By Jeremy Tiers, Director of Admissions Services
Last week I gave you some advice about fall travel.
As I was responding to many of your emails about this topic, it got me thinking that it might be helpful for me to expand on something I said in that article.
Part of the problem in getting and keeping the attention of prospective students at a college fair or during a high school visit is that too many admissions professionals repeat the same “elevator pitch” over and over. Now, multiply that by the number of college reps that a student talks to at a fair, for example, and you can see how that could become annoying real fast.
Not all students are alike. Meaning, you shouldn’t take the same approach with every single one of them.
In order to get them excited enough to fill out your school’s inquiry card or to take whatever the next step is, you need to know more about who they are and what their wants, needs, and fears are as they’re looking at different colleges.
As I’ve mentioned before, the easiest ways to do that is by asking effective questions. Your goal in those first 15-20 seconds should be to ask one or two open-ended questions that are easy to answer and show the student you’re making the conversation about them. This approach will allow you to gather enough information to put together a response that will hopefully peak their interest and/or help them solve a problem.
Teenagers are no different than the rest of us. If you wait and give them information when they want it and are ready to receive it, they’re more likely to remember it, see the value in it, and take action because of it.
If you’re in a rush to deliver information, there’s a pretty good chance that the student is going to feel rushed and/or pressured. Remember, not all inquiry cards are equal, meaning some students will fill them out just so they can walk away and be done talking to you.
Have fun with these interactions because when you’re excited and you ask the right kinds of questions I guarantee you that just about every student will gladly talk about themselves and share all kinds of useful tidbits of information. Those will be extremely valuable during future conversations so make sure your focus is 100% on them and not on other students hanging around your table or waiting in line.
When you consistently take this personalized approach not only at fairs/school visits but also with your follow-up emails, letters, hand-written notes, phone calls, and texts, it becomes much easier to get the student to take action when you say something like, “I’d love to get you on campus and be able to show you instead of just telling you.
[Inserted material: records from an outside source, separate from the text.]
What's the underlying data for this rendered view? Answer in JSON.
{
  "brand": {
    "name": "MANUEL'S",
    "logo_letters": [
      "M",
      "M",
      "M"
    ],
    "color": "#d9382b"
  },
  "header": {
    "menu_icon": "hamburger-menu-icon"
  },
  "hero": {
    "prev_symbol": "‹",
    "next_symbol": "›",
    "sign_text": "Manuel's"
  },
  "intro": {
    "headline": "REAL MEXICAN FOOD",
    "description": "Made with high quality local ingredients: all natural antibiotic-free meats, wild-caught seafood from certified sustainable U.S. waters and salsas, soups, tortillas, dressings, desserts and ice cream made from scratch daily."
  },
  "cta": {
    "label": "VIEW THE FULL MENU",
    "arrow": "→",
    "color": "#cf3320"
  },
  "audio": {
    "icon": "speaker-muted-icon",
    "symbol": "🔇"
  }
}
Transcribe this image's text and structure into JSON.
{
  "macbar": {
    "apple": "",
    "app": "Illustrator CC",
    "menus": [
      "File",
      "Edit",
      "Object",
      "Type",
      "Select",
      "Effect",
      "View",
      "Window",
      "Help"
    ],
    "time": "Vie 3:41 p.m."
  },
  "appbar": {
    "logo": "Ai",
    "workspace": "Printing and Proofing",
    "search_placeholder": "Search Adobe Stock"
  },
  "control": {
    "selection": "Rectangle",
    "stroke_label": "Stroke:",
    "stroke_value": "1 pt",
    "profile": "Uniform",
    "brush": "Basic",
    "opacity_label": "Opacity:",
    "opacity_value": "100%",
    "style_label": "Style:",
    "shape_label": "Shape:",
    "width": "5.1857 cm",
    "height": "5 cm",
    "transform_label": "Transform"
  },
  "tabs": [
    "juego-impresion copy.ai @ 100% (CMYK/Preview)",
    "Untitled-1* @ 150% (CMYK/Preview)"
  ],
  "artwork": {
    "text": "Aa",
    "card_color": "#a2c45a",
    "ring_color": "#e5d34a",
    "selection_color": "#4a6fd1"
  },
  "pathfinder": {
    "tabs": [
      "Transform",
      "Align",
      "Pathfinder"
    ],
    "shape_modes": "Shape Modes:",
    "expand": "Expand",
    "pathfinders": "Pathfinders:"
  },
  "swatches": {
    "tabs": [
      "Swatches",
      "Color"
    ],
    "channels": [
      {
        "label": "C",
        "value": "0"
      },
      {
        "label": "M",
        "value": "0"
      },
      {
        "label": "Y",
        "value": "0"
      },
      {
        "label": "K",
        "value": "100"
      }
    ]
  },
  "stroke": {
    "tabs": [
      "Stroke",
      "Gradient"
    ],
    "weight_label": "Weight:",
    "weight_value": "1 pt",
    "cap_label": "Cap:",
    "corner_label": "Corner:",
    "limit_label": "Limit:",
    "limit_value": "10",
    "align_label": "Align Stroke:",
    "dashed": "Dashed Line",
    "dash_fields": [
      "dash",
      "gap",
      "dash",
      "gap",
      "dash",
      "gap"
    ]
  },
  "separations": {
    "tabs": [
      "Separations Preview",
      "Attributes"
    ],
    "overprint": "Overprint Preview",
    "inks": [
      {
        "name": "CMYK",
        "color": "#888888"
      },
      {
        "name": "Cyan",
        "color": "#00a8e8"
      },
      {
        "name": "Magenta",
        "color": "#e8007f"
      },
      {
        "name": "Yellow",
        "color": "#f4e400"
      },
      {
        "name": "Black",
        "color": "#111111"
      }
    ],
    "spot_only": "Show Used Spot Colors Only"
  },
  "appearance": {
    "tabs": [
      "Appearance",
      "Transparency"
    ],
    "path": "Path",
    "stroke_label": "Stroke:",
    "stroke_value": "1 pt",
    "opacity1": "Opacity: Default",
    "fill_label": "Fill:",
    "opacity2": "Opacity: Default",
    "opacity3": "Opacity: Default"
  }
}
If I send you some information about visiting campus and what you’ll be able to see and do when you’re here, can you and your parents figure out a day to come do that?”
Good luck, and travel safe!